**Input material:**
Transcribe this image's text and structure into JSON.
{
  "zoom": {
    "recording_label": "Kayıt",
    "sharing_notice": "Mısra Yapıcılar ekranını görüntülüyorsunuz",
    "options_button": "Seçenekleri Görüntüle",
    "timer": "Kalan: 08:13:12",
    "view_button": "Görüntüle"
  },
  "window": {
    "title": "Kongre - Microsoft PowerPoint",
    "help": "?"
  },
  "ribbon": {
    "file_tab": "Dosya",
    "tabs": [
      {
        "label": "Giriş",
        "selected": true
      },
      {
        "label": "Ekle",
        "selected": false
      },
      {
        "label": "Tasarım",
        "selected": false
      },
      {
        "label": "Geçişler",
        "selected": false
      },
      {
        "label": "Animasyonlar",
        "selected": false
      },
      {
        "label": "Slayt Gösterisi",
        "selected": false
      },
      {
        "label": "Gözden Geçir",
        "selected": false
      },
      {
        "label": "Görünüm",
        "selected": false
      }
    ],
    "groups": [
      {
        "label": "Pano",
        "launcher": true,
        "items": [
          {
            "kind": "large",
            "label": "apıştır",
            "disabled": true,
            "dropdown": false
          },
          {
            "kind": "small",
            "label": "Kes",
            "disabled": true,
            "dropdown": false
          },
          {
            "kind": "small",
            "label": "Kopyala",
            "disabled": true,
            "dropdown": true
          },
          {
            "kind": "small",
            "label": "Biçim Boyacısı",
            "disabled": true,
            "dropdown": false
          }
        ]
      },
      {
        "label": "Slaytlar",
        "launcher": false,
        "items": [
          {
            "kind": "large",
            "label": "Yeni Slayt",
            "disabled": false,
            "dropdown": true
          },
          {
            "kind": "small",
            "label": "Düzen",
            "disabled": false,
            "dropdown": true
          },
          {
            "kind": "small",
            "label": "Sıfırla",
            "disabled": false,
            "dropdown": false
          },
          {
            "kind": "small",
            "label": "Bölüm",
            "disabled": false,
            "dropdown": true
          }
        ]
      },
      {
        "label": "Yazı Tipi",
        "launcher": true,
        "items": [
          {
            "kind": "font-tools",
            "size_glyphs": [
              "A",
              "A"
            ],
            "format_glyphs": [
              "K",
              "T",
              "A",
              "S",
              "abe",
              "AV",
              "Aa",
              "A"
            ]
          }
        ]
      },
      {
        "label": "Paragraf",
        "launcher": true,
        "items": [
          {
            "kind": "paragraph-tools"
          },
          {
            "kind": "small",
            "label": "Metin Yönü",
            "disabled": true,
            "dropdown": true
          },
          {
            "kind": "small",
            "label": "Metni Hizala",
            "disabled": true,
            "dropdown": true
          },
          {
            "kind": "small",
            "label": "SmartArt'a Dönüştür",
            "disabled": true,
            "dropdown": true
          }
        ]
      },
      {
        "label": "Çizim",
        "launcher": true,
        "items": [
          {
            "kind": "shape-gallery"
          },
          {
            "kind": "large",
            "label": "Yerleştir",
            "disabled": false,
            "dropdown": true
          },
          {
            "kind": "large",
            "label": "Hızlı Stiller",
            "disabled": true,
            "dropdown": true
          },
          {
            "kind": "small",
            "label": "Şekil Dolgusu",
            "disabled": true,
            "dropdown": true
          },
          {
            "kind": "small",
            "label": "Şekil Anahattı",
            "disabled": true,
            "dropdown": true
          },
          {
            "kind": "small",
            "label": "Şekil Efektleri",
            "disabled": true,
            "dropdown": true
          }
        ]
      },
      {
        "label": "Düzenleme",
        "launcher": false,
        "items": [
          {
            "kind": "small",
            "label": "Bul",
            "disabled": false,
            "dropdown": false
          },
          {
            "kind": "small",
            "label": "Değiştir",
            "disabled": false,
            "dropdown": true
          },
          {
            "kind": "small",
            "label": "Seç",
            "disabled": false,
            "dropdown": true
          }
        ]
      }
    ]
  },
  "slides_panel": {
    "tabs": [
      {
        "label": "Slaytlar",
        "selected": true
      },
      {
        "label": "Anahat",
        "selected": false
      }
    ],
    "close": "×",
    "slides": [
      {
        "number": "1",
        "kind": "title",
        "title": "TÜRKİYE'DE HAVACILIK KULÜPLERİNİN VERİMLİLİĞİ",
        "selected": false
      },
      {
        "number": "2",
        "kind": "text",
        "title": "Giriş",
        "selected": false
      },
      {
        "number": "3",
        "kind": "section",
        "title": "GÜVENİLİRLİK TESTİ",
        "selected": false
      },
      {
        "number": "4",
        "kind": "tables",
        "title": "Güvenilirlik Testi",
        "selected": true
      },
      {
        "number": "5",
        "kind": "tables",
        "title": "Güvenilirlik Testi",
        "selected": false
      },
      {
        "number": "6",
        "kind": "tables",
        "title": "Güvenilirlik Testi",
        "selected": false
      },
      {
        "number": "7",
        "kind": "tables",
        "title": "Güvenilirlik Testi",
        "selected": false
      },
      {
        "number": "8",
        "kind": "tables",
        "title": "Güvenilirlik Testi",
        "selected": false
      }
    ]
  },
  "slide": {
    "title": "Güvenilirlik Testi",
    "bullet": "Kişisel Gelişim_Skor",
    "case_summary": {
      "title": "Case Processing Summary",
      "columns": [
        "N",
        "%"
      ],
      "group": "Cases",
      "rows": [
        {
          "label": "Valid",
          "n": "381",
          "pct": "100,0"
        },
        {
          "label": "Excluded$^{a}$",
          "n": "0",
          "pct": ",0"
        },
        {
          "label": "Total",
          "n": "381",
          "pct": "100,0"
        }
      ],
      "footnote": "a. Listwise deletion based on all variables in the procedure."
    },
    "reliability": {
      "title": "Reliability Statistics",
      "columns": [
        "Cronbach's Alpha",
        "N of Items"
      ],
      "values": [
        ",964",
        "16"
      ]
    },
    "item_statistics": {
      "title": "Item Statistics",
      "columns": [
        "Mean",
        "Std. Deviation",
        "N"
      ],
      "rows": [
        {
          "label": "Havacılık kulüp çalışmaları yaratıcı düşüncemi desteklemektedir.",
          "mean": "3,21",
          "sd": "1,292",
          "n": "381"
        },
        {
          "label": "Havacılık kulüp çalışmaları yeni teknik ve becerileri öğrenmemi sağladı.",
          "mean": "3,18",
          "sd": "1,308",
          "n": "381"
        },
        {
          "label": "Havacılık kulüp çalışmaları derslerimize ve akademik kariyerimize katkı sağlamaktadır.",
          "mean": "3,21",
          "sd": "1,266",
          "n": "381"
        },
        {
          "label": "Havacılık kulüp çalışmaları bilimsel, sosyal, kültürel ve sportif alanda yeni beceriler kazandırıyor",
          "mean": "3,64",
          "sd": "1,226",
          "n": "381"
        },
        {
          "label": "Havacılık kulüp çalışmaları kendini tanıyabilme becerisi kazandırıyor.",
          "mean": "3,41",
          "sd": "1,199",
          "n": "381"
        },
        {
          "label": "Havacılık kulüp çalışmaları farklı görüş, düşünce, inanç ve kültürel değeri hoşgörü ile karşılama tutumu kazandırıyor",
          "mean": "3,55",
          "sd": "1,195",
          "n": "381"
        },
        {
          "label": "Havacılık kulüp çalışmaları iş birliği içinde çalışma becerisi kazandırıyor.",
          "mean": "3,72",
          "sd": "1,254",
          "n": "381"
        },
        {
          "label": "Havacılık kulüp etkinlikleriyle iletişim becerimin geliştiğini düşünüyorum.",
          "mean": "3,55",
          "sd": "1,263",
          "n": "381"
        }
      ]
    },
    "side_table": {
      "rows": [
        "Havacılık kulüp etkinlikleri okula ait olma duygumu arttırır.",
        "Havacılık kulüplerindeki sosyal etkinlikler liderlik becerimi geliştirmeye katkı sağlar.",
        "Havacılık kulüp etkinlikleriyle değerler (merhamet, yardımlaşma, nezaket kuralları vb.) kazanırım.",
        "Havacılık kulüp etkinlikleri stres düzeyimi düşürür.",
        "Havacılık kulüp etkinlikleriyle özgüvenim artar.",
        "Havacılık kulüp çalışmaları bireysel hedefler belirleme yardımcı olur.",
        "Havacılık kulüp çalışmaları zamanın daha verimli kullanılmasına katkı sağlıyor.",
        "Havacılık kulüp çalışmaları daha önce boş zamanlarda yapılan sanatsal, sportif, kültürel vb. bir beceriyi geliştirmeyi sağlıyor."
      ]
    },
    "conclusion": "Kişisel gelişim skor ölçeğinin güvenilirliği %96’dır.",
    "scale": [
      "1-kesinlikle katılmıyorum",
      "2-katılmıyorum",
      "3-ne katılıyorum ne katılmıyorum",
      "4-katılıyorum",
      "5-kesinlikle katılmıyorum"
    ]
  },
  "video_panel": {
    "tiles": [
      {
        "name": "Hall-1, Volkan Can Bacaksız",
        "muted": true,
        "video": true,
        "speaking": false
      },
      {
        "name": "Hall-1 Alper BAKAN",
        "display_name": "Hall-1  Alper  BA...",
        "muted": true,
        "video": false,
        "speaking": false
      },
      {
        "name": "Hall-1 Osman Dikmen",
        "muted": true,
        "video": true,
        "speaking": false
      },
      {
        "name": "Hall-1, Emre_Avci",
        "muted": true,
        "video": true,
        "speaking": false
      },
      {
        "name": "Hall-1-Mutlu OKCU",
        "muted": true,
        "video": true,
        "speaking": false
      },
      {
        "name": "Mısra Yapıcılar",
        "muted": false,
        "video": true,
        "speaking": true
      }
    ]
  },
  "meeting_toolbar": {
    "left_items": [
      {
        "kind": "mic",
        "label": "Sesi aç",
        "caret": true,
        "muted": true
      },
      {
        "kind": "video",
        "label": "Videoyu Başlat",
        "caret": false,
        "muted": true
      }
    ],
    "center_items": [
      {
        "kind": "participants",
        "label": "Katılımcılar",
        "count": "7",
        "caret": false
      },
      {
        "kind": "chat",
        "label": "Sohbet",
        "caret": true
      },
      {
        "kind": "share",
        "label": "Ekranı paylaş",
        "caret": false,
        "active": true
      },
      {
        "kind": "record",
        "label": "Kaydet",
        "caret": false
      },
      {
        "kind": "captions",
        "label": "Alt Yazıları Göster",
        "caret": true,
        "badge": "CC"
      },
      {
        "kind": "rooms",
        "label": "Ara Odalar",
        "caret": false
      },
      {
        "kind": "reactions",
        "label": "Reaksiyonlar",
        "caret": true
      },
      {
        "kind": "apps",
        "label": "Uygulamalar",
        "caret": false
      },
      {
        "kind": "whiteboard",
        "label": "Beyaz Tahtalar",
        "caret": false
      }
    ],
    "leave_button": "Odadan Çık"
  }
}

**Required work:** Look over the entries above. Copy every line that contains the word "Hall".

**Output of the exercise:**
        "name": "Hall-1, Volkan Can Bacaksız",
        "name": "Hall-1 Alper BAKAN",
        "display_name": "Hall-1  Alper  BA...",
        "name": "Hall-1 Osman Dikmen",
        "name": "Hall-1, Emre_Avci",
        "name": "Hall-1-Mutlu OKCU",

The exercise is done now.